Could you copy every line of the data that contains "name"?

Collection entries
....

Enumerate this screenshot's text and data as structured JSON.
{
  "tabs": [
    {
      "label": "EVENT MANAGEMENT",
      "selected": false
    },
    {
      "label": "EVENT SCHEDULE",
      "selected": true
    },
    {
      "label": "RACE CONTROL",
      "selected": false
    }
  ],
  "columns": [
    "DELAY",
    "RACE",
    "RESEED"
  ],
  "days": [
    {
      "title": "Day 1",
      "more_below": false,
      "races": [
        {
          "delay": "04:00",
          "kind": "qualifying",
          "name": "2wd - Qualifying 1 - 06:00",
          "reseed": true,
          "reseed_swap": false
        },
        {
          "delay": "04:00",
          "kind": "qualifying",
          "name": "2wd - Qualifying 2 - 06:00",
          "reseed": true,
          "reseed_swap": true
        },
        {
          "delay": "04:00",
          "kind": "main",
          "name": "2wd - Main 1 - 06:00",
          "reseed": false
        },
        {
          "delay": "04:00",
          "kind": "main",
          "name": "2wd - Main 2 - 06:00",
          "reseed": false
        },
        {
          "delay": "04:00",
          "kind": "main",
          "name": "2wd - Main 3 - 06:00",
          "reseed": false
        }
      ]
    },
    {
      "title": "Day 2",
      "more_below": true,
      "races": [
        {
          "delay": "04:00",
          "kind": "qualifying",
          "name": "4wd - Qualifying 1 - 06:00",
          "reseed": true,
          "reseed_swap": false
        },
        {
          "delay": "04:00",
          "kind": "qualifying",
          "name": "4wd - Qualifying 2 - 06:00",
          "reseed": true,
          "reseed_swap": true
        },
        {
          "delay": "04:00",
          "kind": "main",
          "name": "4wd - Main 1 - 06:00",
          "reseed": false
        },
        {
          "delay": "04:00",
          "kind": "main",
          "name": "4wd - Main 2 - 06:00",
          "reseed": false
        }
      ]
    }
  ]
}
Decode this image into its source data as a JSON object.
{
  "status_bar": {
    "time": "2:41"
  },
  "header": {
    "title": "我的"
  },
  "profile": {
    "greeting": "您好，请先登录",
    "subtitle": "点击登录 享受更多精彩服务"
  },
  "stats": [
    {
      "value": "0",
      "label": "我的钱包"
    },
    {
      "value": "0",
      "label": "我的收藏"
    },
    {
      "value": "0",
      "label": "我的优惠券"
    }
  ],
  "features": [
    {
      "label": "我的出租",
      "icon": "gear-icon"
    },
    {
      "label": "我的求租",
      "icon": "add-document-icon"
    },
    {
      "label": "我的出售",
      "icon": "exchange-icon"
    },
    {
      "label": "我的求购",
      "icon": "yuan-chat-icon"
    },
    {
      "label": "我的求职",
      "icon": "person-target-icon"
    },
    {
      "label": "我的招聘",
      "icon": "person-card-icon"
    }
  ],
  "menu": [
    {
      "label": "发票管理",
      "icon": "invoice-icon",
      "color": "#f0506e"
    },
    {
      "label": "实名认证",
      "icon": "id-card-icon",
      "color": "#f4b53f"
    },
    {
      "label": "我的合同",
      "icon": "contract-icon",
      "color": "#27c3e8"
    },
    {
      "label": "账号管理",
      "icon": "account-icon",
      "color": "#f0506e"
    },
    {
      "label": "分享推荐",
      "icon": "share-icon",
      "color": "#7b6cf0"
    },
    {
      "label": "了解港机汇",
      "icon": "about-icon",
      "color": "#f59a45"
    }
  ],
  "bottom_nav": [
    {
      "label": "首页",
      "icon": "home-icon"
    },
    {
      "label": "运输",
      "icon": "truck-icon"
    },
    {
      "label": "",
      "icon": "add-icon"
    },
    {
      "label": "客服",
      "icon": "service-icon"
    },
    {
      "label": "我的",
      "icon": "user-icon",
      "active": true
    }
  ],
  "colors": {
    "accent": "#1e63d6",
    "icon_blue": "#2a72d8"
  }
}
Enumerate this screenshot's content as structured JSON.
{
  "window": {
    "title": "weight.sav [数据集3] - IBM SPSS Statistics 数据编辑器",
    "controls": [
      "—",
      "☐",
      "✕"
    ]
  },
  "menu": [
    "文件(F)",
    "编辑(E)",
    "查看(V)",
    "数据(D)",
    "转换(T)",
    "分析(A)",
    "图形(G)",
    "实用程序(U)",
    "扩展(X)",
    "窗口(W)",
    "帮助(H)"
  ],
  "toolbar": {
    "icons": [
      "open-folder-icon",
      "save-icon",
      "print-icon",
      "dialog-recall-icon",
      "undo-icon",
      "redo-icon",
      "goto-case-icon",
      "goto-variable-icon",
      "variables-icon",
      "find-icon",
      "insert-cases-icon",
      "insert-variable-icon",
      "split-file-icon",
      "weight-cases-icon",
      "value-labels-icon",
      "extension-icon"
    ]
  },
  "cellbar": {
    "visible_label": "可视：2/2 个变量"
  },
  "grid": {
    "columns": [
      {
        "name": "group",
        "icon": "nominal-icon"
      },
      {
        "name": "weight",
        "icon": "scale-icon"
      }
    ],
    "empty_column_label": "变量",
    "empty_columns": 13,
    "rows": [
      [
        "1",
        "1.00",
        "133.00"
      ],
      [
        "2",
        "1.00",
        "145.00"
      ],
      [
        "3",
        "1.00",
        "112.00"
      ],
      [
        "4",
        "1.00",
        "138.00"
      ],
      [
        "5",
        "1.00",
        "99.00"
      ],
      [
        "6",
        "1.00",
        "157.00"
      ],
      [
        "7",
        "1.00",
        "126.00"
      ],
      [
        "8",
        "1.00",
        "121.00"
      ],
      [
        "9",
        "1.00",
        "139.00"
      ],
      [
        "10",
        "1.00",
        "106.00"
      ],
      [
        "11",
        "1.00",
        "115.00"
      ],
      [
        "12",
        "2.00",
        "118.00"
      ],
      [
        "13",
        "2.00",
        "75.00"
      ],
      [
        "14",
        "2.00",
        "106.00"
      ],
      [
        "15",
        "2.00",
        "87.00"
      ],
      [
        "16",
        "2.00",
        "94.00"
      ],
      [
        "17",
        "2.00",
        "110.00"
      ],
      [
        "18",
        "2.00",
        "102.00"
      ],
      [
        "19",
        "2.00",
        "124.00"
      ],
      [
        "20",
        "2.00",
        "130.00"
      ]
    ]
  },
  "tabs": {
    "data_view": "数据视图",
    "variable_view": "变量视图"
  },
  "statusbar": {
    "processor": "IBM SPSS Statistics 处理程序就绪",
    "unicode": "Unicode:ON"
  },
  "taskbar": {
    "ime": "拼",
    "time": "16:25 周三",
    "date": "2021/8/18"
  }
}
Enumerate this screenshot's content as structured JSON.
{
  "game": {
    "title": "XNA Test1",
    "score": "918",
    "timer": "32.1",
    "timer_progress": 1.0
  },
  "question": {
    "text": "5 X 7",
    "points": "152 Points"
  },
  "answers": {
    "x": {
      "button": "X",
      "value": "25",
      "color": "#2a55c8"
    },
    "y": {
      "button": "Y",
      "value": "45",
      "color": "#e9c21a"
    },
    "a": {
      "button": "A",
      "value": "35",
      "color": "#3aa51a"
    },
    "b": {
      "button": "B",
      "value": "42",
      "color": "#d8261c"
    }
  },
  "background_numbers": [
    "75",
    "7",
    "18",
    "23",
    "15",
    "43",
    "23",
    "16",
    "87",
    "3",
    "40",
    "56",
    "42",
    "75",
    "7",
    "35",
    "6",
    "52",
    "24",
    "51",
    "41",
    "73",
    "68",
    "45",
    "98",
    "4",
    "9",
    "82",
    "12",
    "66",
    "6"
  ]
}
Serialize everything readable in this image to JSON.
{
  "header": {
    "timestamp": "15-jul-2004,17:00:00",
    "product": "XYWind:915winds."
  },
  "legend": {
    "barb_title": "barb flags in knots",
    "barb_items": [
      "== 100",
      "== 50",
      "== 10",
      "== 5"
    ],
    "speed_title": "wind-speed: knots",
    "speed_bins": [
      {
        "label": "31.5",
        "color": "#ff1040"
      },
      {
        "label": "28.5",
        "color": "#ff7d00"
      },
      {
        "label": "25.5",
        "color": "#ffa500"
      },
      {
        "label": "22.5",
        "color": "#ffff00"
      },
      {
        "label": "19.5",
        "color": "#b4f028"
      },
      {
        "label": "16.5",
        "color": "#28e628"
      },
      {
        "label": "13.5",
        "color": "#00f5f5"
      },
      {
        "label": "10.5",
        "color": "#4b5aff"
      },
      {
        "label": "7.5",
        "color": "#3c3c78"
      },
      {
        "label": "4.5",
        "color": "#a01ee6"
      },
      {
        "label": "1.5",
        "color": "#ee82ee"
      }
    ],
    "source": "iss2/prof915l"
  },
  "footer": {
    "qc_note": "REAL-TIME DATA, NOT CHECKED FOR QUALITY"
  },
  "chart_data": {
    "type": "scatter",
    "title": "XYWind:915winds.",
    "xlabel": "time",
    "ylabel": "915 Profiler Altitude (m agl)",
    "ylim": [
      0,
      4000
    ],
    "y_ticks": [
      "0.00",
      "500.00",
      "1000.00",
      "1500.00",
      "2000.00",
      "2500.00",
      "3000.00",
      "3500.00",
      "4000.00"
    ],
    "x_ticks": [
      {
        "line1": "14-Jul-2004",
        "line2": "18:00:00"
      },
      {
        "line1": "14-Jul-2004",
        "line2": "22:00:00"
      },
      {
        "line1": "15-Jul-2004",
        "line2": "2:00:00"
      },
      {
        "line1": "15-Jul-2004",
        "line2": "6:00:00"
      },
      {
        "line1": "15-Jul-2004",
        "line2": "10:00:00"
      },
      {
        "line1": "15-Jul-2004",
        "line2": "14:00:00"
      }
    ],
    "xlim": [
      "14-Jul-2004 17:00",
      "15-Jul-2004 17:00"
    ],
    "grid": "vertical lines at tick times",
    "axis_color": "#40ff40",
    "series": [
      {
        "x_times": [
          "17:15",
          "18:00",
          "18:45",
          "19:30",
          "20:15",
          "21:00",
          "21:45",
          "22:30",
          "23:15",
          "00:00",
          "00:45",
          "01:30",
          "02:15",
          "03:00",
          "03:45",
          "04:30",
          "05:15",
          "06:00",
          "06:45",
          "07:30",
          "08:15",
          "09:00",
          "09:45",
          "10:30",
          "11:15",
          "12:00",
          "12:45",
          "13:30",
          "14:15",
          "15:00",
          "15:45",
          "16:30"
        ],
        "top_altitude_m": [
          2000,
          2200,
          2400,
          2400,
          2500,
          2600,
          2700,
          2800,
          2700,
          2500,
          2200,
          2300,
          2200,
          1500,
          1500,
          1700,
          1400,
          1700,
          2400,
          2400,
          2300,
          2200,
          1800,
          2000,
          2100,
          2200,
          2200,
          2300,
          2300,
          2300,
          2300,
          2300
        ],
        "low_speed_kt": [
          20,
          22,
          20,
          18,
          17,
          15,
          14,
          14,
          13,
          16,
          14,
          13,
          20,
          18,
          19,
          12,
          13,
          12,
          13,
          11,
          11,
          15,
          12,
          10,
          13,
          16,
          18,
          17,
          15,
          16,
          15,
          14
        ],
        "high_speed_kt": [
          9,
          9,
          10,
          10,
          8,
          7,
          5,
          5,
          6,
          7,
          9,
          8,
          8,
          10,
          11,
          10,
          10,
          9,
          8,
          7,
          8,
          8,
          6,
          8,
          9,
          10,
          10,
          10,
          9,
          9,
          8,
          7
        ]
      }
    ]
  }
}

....

RESPONSE:
          "name": "2wd - Qualifying 1 - 06:00",
          "name": "2wd - Qualifying 2 - 06:00",
          "name": "2wd - Main 1 - 06:00",
          "name": "2wd - Main 2 - 06:00",
          "name": "2wd - Main 3 - 06:00",
          "name": "4wd - Qualifying 1 - 06:00",
          "name": "4wd - Qualifying 2 - 06:00",
          "name": "4wd - Main 1 - 06:00",
          "name": "4wd - Main 2 - 06:00",
        "name": "group",
        "name": "weight",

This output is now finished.